STAR method: how would you respond in particular situations and call upon your past experiences?

This method seeks to learn about how you would respond and call upon your past experiences. More importantly, the STAR method evaluates some of your transferrable skills: ability to work in a team, communication, organization, and decision-making.

To explore the STAR method, the event attendees were split into small groups with a J&J employee that asked us behavioral questions. The moderator in my group was Dr. Richard Bensingi, Principal Scientist at J&J Consumer Health. As an example, Dr. Besingi asked about a situation in which I had to communicate internally and externally to fulfill a project, and how I brought everyone’s knowledge into the picture. For this, I tried to use the STAR method. I recollected when I was participating in a few career development groups and some students were interested in entrepreneurship in STEM, but they didn’t have a broad network to ask questions and advance their career plans [Situation]. I spoke to a senior person in the school, who put me in touch with an entrepreneur and we set up an event about entrepreneurship in STEM, including working and/or founding start-ups [Task]. The event had great attendance, and I was able to expand my network by connecting with the panelists [Response]. According to Dr Besingi, my example was good, but it missed the “A” -the Action. It was not clear how I partnered with the panelists and, especially, how I incorporated their knowledge into the project.

Dr Besingi stressed that it is perfectly fine to take a few seconds to answer, and even to ask the interviewer to repeat the question. So, listen carefully and don’t try to rush to answer without taking a moment to breathe first. More importantly, Dr Besingi emphasized that every word in the question is there for a reason. This means that the interviewer is looking for specific answers. For example, if asked about “a situation in which your initiative has helped others, and how this has allowed for your growth”, you should clearly state something on the lines of “I took the initiative to do XYZ to help my colleagues in solving this issue. I believe that I grew significantly from this experience because…” Similar to matching your resume’s skillset to the job description’s keywords, you should use the words in the question to phrase your answer. This approach will ensure that you cover all parts of the question.

The time to answer behavioral questions depends on the time allotted for the interview, and on the level of seniority of the interviewer. Usually, senior staff have less time to dedicate to an interview. Therefore, they expect you to answer as concisely as possible. On the other hand, interviewers that can spend more time with you will be more accommodating and let you elaborate on a few answers.

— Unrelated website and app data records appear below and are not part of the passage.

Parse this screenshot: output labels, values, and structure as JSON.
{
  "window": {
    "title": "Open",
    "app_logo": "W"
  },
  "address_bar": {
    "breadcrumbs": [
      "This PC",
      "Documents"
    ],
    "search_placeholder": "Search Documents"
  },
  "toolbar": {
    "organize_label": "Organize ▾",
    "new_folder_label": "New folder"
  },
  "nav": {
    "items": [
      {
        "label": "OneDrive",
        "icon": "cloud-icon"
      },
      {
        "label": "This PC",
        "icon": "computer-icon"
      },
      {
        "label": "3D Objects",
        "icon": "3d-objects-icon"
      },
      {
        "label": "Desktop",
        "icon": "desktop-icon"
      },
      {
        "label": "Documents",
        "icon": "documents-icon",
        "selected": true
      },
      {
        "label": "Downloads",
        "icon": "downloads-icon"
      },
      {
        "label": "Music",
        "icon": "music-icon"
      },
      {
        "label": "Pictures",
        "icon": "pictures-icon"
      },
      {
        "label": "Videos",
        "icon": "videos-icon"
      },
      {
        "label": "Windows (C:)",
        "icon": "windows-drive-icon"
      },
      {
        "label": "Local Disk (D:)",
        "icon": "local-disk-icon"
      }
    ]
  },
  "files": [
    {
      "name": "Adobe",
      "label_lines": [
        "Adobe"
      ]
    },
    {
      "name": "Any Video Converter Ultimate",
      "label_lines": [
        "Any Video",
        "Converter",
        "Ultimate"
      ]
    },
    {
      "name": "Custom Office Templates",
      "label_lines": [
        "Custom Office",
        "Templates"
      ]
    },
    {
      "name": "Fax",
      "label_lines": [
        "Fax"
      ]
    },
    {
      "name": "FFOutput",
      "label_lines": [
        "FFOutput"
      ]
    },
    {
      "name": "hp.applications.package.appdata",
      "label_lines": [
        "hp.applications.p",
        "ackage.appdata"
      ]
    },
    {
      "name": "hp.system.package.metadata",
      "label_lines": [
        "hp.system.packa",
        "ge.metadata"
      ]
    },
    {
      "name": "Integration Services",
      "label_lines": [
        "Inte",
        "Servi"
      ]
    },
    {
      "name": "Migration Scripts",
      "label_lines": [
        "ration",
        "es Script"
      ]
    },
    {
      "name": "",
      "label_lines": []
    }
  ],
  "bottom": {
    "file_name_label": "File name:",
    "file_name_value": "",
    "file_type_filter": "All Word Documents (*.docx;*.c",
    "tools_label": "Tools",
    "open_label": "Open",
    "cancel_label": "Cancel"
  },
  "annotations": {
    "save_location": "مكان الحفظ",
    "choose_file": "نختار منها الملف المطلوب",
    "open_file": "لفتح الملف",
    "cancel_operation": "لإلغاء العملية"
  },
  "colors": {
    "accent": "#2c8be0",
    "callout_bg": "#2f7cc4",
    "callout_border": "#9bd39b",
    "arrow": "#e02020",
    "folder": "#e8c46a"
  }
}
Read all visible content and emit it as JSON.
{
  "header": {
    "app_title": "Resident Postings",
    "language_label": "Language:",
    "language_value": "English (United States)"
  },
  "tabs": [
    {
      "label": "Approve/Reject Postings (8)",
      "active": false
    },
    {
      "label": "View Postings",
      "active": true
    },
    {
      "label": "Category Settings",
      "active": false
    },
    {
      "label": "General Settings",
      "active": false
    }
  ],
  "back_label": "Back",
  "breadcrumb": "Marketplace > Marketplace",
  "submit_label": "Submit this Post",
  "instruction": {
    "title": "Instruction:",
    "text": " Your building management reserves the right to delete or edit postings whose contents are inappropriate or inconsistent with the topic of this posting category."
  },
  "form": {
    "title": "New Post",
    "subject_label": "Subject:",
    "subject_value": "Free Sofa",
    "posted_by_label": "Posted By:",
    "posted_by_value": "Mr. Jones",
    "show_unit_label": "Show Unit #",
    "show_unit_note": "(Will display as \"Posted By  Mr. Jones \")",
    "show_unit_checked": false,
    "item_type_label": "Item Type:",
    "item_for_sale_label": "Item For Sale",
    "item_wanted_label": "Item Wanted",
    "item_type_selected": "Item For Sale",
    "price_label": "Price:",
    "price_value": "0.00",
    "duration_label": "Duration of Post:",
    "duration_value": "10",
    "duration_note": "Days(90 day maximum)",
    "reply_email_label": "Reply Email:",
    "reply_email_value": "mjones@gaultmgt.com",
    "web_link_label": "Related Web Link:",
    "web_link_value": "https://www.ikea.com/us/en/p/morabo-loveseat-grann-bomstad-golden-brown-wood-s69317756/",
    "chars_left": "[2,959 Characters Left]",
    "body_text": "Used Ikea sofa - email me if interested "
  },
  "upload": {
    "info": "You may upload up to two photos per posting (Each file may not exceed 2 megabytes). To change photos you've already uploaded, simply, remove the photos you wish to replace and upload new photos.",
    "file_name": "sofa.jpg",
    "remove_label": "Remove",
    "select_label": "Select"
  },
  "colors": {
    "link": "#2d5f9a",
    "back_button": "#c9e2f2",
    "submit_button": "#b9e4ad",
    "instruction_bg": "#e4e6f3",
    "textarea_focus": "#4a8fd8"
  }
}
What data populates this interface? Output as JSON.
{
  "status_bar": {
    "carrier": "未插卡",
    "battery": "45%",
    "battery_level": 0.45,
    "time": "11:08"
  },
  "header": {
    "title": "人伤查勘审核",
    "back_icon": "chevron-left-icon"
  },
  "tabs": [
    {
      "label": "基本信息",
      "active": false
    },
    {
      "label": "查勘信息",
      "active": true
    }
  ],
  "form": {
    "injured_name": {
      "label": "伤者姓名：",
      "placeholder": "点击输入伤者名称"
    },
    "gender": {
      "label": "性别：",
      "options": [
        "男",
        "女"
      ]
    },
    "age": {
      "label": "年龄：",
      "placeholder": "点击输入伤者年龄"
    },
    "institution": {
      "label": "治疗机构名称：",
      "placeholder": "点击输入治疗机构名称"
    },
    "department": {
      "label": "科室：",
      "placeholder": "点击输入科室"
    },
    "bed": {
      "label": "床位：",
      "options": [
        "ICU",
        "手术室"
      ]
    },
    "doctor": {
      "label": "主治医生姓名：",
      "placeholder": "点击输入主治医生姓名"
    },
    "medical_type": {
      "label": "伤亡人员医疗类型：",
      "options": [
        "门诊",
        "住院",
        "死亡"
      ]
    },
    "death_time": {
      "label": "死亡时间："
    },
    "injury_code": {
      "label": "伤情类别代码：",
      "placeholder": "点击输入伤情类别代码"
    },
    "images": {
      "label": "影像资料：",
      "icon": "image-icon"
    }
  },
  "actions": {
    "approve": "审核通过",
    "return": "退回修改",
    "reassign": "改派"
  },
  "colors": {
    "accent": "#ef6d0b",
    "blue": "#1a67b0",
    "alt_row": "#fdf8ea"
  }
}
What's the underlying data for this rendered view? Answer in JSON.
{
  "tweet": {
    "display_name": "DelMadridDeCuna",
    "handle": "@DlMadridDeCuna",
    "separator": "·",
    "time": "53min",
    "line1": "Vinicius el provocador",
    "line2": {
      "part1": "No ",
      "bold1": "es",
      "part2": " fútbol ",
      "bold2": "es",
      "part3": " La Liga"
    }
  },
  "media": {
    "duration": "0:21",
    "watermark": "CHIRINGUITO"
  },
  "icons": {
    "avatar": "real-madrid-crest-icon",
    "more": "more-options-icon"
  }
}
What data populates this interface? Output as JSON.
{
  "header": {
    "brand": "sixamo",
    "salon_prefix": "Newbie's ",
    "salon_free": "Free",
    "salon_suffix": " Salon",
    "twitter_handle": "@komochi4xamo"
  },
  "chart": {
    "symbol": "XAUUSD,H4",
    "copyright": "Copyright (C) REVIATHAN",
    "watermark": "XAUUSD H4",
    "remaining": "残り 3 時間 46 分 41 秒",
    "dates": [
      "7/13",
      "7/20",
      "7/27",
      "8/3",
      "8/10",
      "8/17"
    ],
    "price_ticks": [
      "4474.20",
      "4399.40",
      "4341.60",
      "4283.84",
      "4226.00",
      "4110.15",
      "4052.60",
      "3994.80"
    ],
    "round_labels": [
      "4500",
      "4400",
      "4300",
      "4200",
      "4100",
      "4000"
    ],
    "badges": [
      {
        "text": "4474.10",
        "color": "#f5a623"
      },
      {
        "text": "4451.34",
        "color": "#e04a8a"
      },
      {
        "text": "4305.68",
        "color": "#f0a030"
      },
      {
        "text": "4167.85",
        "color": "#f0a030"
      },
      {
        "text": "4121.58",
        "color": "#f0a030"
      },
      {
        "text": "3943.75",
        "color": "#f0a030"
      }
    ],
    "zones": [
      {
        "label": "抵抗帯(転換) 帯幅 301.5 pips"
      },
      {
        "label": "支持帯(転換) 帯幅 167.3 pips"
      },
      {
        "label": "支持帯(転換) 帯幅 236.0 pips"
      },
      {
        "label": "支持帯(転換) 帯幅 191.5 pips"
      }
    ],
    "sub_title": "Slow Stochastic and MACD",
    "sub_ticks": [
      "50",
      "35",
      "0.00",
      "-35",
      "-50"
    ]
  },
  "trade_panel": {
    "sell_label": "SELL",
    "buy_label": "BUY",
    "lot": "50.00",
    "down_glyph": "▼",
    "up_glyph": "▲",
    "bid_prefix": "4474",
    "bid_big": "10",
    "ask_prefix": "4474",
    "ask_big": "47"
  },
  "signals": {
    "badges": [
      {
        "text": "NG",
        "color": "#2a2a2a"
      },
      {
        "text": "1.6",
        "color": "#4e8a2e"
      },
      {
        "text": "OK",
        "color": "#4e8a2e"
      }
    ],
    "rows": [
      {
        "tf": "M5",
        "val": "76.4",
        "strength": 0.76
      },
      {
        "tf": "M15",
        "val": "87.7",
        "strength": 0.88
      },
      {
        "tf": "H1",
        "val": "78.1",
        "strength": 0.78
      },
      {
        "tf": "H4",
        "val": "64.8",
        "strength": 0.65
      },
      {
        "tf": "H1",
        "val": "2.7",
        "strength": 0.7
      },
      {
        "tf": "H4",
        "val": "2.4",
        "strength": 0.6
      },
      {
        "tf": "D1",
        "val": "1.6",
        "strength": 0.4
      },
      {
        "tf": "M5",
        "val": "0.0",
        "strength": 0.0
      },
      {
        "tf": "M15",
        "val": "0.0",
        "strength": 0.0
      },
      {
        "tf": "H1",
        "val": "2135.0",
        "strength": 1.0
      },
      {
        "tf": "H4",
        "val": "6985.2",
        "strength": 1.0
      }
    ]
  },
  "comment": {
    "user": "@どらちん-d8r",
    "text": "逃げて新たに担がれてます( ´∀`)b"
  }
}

Most companies put great effort in the behavioral questions so it’s very important to ensure that the hire will be a good fit to the team. Therefore, if you follow the steps highlighted in this article, I am sure you will be confident and prepared for the process.  Use the tips from J&J’s team and happy interviewing!


This article was edited by Senior Editor Samantha Avina.